◆ **PROBLEM STATEMENT**:
Strip out the pictures and output each remaining line of the data word for word.

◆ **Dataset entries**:
- Opening Delimiter -

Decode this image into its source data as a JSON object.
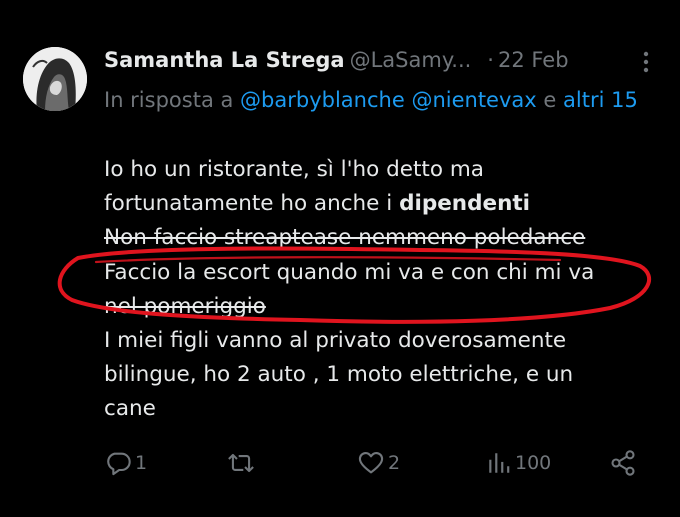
{
  "tweet": {
    "author_name": "Samantha La Strega",
    "author_handle": "@LaSamy...",
    "dot": "·",
    "date": "22 Feb",
    "reply_prefix": "In risposta a",
    "reply_mention_1": "@barbyblanche",
    "reply_mention_2": "@nientevax",
    "reply_connector": "e",
    "reply_others": "altri 15",
    "lines": {
      "l1": "Io ho un ristorante, sì l'ho detto ma",
      "l2_pre": "fortunatamente ho anche i ",
      "l2_bold": "dipendenti",
      "l3": "Non faccio streaptease nemmeno poledance",
      "l4": "Faccio la escort quando mi va e con chi mi va",
      "l5": "nel pomeriggio",
      "l6": "I miei figli vanno al privato doverosamente",
      "l7": "bilingue, ho 2 auto , 1 moto elettriche, e un",
      "l8": "cane"
    },
    "actions": {
      "replies": "1",
      "retweets": "",
      "likes": "2",
      "views": "100"
    }
  },
  "colors": {
    "background": "#000000",
    "text": "#e7e9ea",
    "muted": "#71767b",
    "link": "#1d9bf0",
    "annotation": "#e0141e"
  },
  "icons": [
    "more-vertical-icon",
    "reply-icon",
    "retweet-icon",
    "heart-icon",
    "views-icon",
    "share-icon"
  ]
}
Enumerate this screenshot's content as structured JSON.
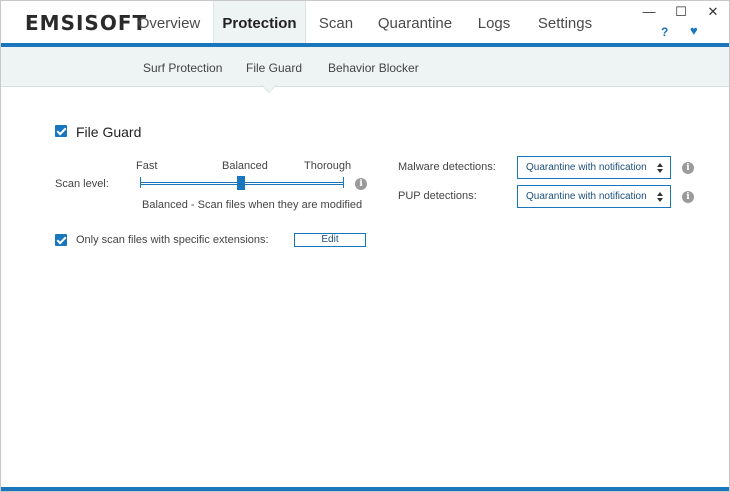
{
  "app": {
    "logo_text": "EMSISOFT"
  },
  "nav": {
    "tabs": [
      {
        "label": "Overview",
        "active": false
      },
      {
        "label": "Protection",
        "active": true
      },
      {
        "label": "Scan",
        "active": false
      },
      {
        "label": "Quarantine",
        "active": false
      },
      {
        "label": "Logs",
        "active": false
      },
      {
        "label": "Settings",
        "active": false
      }
    ]
  },
  "window_controls": {
    "minimize_glyph": "—",
    "maximize_glyph": "☐",
    "close_glyph": "✕"
  },
  "header_icons": {
    "help_glyph": "?",
    "heart_glyph": "♥"
  },
  "subnav": {
    "tabs": [
      {
        "label": "Surf Protection",
        "active": false
      },
      {
        "label": "File Guard",
        "active": true
      },
      {
        "label": "Behavior Blocker",
        "active": false
      }
    ]
  },
  "file_guard": {
    "enabled": true,
    "label": "File Guard",
    "scan_level": {
      "label": "Scan level:",
      "ticks": [
        "Fast",
        "Balanced",
        "Thorough"
      ],
      "selected_index": 1,
      "selected_fraction": 0.5,
      "description": "Balanced - Scan files when they are modified"
    },
    "malware_detections": {
      "label": "Malware detections:",
      "value": "Quarantine with notification"
    },
    "pup_detections": {
      "label": "PUP detections:",
      "value": "Quarantine with notification"
    },
    "extensions": {
      "checked": true,
      "label": "Only scan files with specific extensions:",
      "edit_label": "Edit"
    },
    "info_glyph": "i"
  },
  "colors": {
    "accent": "#1976bd",
    "subnav_bg": "#eef3f4",
    "info_gray": "#9a9a9a"
  }
}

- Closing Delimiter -

◆ **EXERCISE OUTPUT**:
Decode this image into its source data as a JSON object.
{
  "tweet": {
    "author_name": "Samantha La Strega",
    "author_handle": "@LaSamy...",
    "dot": "·",
    "date": "22 Feb",
    "reply_prefix": "In risposta a",
    "reply_mention_1": "@barbyblanche",
    "reply_mention_2": "@nientevax",
    "reply_connector": "e",
    "reply_others": "altri 15",
    "lines": {
      "l1": "Io ho un ristorante, sì l'ho detto ma",
      "l2_pre": "fortunatamente ho anche i ",
      "l2_bold": "dipendenti",
      "l3": "Non faccio streaptease nemmeno poledance",
      "l4": "Faccio la escort quando mi va e con chi mi va",
      "l5": "nel pomeriggio",
      "l6": "I miei figli vanno al privato doverosamente",
      "l7": "bilingue, ho 2 auto , 1 moto elettriche, e un",
      "l8": "cane"
    },
    "actions": {
      "replies": "1",
      "retweets": "",
      "likes": "2",
      "views": "100"
    }
  },
  "colors": {
    "background": "#000000",
    "text": "#e7e9ea",
    "muted": "#71767b",
    "link": "#1d9bf0",
    "annotation": "#e0141e"
  },
  "icons": [
    "more-vertical-icon",
    "reply-icon",
    "retweet-icon",
    "heart-icon",
    "views-icon",
    "share-icon"
  ]
}
Enumerate this screenshot's content as structured JSON.
{
  "app": {
    "logo_text": "EMSISOFT"
  },
  "nav": {
    "tabs": [
      {
        "label": "Overview",
        "active": false
      },
      {
        "label": "Protection",
        "active": true
      },
      {
        "label": "Scan",
        "active": false
      },
      {
        "label": "Quarantine",
        "active": false
      },
      {
        "label": "Logs",
        "active": false
      },
      {
        "label": "Settings",
        "active": false
      }
    ]
  },
  "window_controls": {
    "minimize_glyph": "—",
    "maximize_glyph": "☐",
    "close_glyph": "✕"
  },
  "header_icons": {
    "help_glyph": "?",
    "heart_glyph": "♥"
  },
  "subnav": {
    "tabs": [
      {
        "label": "Surf Protection",
        "active": false
      },
      {
        "label": "File Guard",
        "active": true
      },
      {
        "label": "Behavior Blocker",
        "active": false
      }
    ]
  },
  "file_guard": {
    "enabled": true,
    "label": "File Guard",
    "scan_level": {
      "label": "Scan level:",
      "ticks": [
        "Fast",
        "Balanced",
        "Thorough"
      ],
      "selected_index": 1,
      "selected_fraction": 0.5,
      "description": "Balanced - Scan files when they are modified"
    },
    "malware_detections": {
      "label": "Malware detections:",
      "value": "Quarantine with notification"
    },
    "pup_detections": {
      "label": "PUP detections:",
      "value": "Quarantine with notification"
    },
    "extensions": {
      "checked": true,
      "label": "Only scan files with specific extensions:",
      "edit_label": "Edit"
    },
    "info_glyph": "i"
  },
  "colors": {
    "accent": "#1976bd",
    "subnav_bg": "#eef3f4",
    "info_gray": "#9a9a9a"
  }
}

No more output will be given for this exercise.